/---

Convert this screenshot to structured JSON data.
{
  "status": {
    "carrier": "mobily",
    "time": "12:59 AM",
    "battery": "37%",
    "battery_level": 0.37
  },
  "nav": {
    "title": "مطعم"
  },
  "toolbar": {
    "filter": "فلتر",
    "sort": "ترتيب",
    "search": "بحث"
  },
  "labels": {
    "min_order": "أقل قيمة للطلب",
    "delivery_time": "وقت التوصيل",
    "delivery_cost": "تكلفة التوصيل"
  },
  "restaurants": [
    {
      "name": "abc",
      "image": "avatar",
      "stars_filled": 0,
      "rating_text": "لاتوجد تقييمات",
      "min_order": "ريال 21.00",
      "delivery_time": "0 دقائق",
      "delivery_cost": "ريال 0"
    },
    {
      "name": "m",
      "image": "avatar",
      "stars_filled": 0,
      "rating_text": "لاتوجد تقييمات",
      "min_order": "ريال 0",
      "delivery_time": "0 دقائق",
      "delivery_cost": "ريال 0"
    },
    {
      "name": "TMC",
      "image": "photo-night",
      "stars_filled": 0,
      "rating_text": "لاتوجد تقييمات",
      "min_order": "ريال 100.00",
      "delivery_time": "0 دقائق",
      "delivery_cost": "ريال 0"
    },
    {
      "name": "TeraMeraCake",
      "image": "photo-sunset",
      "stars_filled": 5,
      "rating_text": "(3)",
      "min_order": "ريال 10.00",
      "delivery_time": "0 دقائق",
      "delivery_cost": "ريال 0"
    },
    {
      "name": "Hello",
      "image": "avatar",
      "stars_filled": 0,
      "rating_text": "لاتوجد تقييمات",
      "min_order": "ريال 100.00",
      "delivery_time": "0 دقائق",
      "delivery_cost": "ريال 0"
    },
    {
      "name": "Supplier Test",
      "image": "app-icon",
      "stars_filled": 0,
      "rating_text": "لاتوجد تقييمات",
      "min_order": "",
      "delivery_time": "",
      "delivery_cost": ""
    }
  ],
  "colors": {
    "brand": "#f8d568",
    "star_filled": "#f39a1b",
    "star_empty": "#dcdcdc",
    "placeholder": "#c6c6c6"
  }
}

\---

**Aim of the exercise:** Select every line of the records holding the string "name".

**Response for this exercise:**
      "name": "abc",
      "name": "m",
      "name": "TMC",
      "name": "TeraMeraCake",
      "name": "Hello",
      "name": "Supplier Test",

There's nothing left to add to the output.